pdflatex foo.tex /usr/local/texlive/2022/texmf-dist/scripts/pythontex/pythontex.py foo.tex pdflatex foo.tex

Produces the following PDF ﬁle

Here is screen shot of the above

In this example, we make a small function inside `pycode`

which takes and ode to solve, using
diﬀerent initial conditions.

Create Latex ﬁle like this

\documentclass[11pt]{article}% \usepackage{amsmath} \usepackage{pythontex} \usepackage{nopageno} \begin{document} \begin{pycode} from sympy import * def solveODE(ode,y,x): x = Symbol(x) y = Function(y) lhs,rhs = ode.split('=') ode = Eq(S(lhs),S(rhs)) sol = dsolve(ode,y(x)) return latex(sol) def solveODEwithIC(ode,y,x,ic): x = Symbol(x) y = Function(y) lhs,rhs = ode.split('=') ode = Eq(S(lhs),S(rhs)) sol = dsolve(ode,y(x),ics= S(ic) ) return latex(sol) \end{pycode} Given the first order differential equation $y'(x)=1+2 x$, it has the solution \[ \py{solveODE("Derivative(y(x),x)=1+2*x","y","x")} \] % When the initial conditions are $y(0)=3$, then the solution becomes \[ \py{solveODEwithIC("Derivative(y(x),x)=1+2*x","y","x","{y(0):3}")} \] We can also solve second order ODE in Latex. For example, given the ode $y''(x)+3 y(x)=1+2 x$ then its solution is \[ \py{solveODE("Derivative(y(x),x,x)+y(x)=1+2*x","y","x")} \] The above solution with initial conditions $y(0)=1$ and $y'(0)=0$ is given by \[ \py{solveODEwithIC("Derivative(y(x),x,x)+y(x)=1+2*x","y","x","{y(0):1,y(x).diff(x).subs(x, 0): 0}")} \] \end{document}

Compiling again using the same commands as the above examples produces the following PDF ﬁle

Here is screen shot of the above

References:

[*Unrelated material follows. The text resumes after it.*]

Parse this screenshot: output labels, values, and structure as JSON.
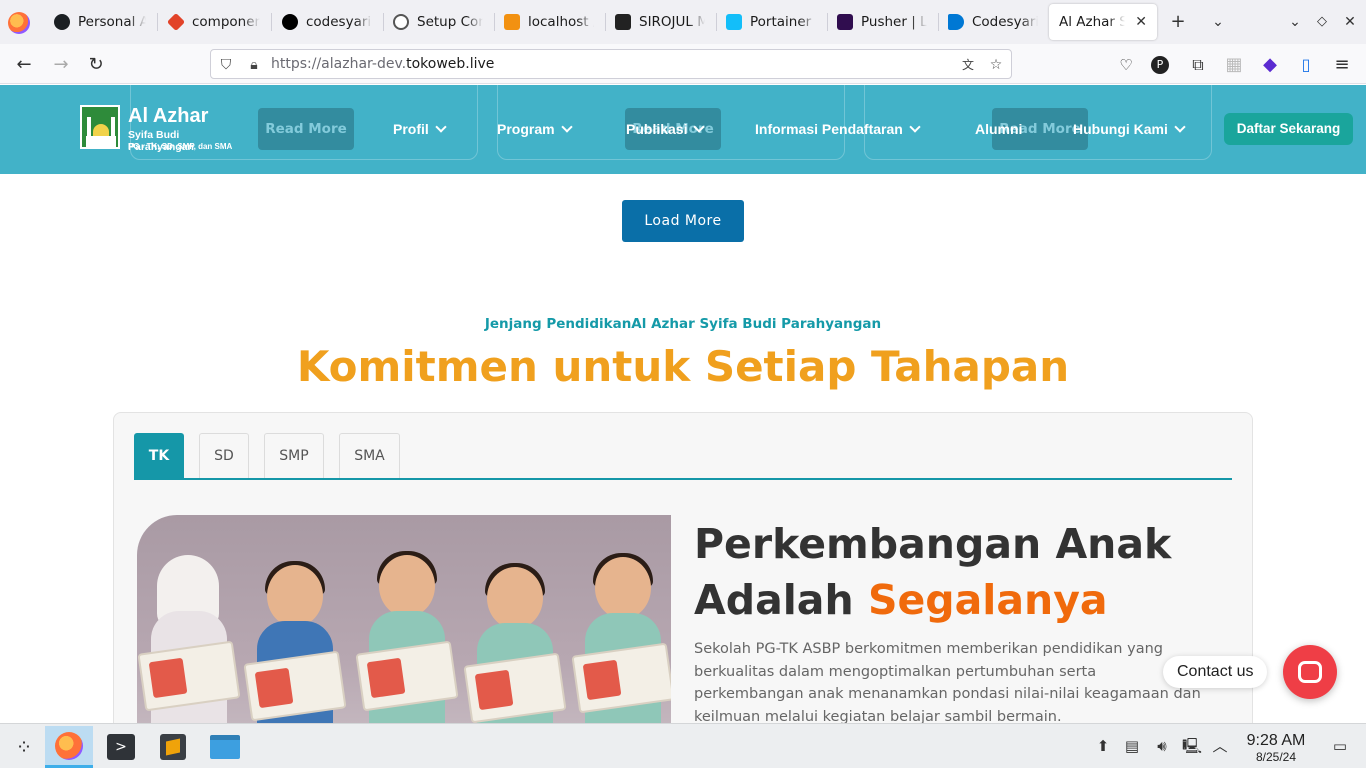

- Pythontex main documenation http://www.ctan.org/pkg/pythontex
- pythontex quickstart PDF
- Pythontex GitHub
- A Gentle Introduction to PythonTeX